Unfortunately, it’s the kind of record that brings shame on a city that prides itself on progress and civic engagement.
The preliminary Boston City Council election drew just 7.1 percent of registered voters in Districts 7 and 4, the two city council districts that featured contests on Tuesday. That’s more than a point lower than the last dismal turnout record, set in the April 1, 2014 special final election for state senate and representative, which, in fairness, featured party nominees running with no real opposition.
There have been “off-year” municipal stinkers in the recent past that are more comparable to this one: The 2007 city council preliminary drew just 12.7 percent of registered voters. In 2011, 13.8 percent of the city electorate showed up.
The downward trend in city turnout is starkly laid out in the attached graphic prepared by the MassINC Polling Group, which has done admirable work in chronicling the surge in apathy among city voters.
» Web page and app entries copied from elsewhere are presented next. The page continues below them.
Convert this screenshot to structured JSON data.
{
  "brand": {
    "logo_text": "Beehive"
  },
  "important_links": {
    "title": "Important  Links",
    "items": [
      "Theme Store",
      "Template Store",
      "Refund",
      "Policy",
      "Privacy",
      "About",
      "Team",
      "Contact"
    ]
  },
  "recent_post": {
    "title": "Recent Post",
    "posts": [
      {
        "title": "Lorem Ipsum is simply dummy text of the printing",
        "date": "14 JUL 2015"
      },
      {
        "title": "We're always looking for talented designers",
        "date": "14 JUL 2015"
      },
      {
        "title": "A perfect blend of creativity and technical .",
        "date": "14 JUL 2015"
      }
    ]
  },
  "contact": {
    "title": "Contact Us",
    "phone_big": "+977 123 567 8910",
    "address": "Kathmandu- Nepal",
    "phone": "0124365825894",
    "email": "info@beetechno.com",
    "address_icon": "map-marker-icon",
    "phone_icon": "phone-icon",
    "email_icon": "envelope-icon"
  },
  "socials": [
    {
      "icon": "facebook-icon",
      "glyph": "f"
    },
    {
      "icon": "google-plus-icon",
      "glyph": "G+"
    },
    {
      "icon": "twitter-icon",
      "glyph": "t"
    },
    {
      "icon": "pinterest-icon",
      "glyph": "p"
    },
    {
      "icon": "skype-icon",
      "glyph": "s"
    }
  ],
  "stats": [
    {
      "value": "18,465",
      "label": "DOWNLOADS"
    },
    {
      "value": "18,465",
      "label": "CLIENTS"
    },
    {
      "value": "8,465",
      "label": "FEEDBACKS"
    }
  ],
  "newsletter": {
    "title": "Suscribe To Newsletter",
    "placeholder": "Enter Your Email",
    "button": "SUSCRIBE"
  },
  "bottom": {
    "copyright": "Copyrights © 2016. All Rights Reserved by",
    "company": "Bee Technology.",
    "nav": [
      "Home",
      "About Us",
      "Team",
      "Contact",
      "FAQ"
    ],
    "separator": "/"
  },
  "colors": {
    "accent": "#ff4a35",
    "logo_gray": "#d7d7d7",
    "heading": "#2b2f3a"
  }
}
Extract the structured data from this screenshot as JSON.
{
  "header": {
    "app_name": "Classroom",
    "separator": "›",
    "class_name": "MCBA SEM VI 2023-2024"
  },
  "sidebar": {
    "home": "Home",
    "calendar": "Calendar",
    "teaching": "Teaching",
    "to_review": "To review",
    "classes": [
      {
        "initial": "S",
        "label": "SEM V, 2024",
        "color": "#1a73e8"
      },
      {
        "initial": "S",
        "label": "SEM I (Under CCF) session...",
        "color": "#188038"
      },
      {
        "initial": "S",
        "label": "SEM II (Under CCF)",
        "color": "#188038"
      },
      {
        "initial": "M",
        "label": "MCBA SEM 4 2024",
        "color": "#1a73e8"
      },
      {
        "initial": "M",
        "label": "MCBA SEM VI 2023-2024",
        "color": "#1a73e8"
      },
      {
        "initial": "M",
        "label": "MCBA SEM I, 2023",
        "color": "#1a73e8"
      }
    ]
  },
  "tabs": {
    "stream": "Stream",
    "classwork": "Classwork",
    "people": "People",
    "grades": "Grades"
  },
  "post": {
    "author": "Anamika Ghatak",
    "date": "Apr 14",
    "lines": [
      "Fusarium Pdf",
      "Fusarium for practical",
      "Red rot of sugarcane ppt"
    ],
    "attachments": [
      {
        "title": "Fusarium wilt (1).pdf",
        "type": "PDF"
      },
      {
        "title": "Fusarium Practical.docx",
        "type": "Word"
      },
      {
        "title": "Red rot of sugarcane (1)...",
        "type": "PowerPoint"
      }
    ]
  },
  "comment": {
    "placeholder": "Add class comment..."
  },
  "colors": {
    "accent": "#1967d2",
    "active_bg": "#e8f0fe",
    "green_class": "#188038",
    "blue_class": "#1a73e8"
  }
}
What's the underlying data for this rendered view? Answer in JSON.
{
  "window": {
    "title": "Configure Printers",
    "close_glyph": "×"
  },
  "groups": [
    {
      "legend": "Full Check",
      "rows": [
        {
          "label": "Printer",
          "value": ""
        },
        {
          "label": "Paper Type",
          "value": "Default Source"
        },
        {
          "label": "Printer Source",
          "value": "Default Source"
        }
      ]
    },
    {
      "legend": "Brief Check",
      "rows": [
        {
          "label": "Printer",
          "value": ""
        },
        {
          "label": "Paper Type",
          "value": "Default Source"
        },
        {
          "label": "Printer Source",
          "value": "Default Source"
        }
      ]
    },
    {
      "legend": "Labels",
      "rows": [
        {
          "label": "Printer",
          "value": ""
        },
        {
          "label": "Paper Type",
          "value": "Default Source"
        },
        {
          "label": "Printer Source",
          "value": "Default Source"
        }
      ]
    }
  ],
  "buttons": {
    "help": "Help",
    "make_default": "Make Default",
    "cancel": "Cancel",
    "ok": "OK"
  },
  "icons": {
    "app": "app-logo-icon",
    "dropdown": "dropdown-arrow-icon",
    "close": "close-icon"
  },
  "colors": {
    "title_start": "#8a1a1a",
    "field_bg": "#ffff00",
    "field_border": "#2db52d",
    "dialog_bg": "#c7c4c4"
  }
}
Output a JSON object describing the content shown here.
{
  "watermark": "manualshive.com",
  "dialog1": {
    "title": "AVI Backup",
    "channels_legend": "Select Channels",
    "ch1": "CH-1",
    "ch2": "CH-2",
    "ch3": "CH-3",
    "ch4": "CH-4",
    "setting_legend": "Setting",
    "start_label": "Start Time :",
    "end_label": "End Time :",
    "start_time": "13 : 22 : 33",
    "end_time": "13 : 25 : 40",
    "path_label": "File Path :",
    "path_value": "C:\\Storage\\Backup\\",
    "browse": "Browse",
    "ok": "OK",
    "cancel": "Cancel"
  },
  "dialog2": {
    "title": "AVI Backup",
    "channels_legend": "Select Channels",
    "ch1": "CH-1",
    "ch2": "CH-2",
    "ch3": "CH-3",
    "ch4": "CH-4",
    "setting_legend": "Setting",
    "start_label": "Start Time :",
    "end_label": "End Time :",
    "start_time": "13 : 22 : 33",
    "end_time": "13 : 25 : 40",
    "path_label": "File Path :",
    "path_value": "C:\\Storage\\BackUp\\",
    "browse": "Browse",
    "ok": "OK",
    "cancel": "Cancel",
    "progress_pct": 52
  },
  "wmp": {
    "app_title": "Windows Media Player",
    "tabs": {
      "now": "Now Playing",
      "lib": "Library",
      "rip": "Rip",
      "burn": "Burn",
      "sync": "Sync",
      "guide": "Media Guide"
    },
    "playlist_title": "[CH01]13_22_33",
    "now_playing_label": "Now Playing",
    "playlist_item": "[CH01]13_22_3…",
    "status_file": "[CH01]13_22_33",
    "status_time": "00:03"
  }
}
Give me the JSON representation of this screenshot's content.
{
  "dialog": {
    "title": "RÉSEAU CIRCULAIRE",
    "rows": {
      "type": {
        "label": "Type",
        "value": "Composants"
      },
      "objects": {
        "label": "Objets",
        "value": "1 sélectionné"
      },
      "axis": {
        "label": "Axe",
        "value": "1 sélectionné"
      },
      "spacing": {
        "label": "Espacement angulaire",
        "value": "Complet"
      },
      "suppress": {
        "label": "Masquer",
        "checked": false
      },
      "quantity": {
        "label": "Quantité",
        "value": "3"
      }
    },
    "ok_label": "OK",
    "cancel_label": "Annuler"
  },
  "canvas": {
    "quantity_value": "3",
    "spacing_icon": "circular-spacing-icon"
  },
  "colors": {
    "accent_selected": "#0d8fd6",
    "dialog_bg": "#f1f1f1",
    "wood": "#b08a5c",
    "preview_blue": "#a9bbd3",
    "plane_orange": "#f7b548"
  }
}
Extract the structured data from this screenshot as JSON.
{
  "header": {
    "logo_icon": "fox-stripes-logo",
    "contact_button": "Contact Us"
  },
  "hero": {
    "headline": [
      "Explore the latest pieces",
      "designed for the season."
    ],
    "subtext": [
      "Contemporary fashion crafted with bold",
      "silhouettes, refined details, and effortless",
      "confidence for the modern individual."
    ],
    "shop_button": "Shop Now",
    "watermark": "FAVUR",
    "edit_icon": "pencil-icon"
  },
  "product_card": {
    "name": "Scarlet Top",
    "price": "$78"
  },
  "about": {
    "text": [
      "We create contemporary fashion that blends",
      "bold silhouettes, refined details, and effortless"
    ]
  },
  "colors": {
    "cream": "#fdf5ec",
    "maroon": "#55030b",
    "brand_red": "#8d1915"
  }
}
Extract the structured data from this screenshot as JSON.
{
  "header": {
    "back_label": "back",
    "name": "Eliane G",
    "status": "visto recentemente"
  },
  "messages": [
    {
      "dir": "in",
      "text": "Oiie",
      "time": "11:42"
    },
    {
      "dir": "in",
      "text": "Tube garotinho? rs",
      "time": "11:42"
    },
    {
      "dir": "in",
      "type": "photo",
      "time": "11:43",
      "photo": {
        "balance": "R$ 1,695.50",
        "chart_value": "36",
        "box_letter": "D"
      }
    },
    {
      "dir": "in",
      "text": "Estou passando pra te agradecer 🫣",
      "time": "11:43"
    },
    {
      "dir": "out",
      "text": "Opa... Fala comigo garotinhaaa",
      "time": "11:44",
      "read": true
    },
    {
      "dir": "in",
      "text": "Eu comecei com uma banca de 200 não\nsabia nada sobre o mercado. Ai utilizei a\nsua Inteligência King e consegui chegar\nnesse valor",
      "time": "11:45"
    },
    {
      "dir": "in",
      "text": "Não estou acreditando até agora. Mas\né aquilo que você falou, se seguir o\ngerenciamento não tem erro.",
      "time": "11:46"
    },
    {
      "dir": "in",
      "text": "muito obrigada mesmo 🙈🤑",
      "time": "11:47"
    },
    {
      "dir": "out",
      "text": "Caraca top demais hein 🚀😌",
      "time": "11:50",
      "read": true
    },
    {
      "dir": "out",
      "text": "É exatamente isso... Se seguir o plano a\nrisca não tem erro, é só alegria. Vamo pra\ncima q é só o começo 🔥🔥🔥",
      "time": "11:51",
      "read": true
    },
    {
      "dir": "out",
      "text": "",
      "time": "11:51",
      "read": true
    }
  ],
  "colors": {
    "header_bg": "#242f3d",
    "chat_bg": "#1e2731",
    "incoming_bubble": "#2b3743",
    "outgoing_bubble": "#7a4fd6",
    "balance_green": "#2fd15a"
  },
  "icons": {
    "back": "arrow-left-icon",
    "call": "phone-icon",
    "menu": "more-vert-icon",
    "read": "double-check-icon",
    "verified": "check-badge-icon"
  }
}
Even the 2013 general election for Boston mayor was a major disappointment, with just 38.2 percent of the city’s voters coming out to choose a new mayor for the first time in a generation.
Blame it on the candidates – or the lack thereof – if you want, but there’s something more sinister and systemic embedded in these plunging numbers. It clearly did not help that this preliminary election was timed for the Tuesday after Labor Day, when so many city residents were unplugged from the news or may have been traveling. Tuesday was also the first day of school for many families, a stressful time for everyone involved. And, of course, there was no citywide contest for at-large seats to generate activity and at least some level of excitement beyond Districts 4 and 7. It was 90 degrees or more in the city on Tuesday and many at-risk people were encouraged to stay cool and indoors.
We could keep piling on the excuses until we run off this page. But, clearly, there should be no acceptable reason for why more than 90 percent of folks who bothered at some point to sign up to vote just didn’t care enough to show up on Tuesday. It’s disgraceful and pathetic.
Clearly, there needs to be a new approach to engaging residents in participating in our democracy. Perhaps that will mean moving election “day” to a Saturday or offering more than one day at the polls.
Whatever the case, the present trend undermines our system of government in insidious ways. The non-voter may believe this takes them “off the hook” in some twisted way, as they can claim – outrageously – to be without fault in how the folks chosen to govern our affairs perform. But, in fact, their ambivalence is a form of self-destruction that can and should be held up to ridicule. They are the 92.9 percent – and that, fellow neighbors, is a frightening proposition.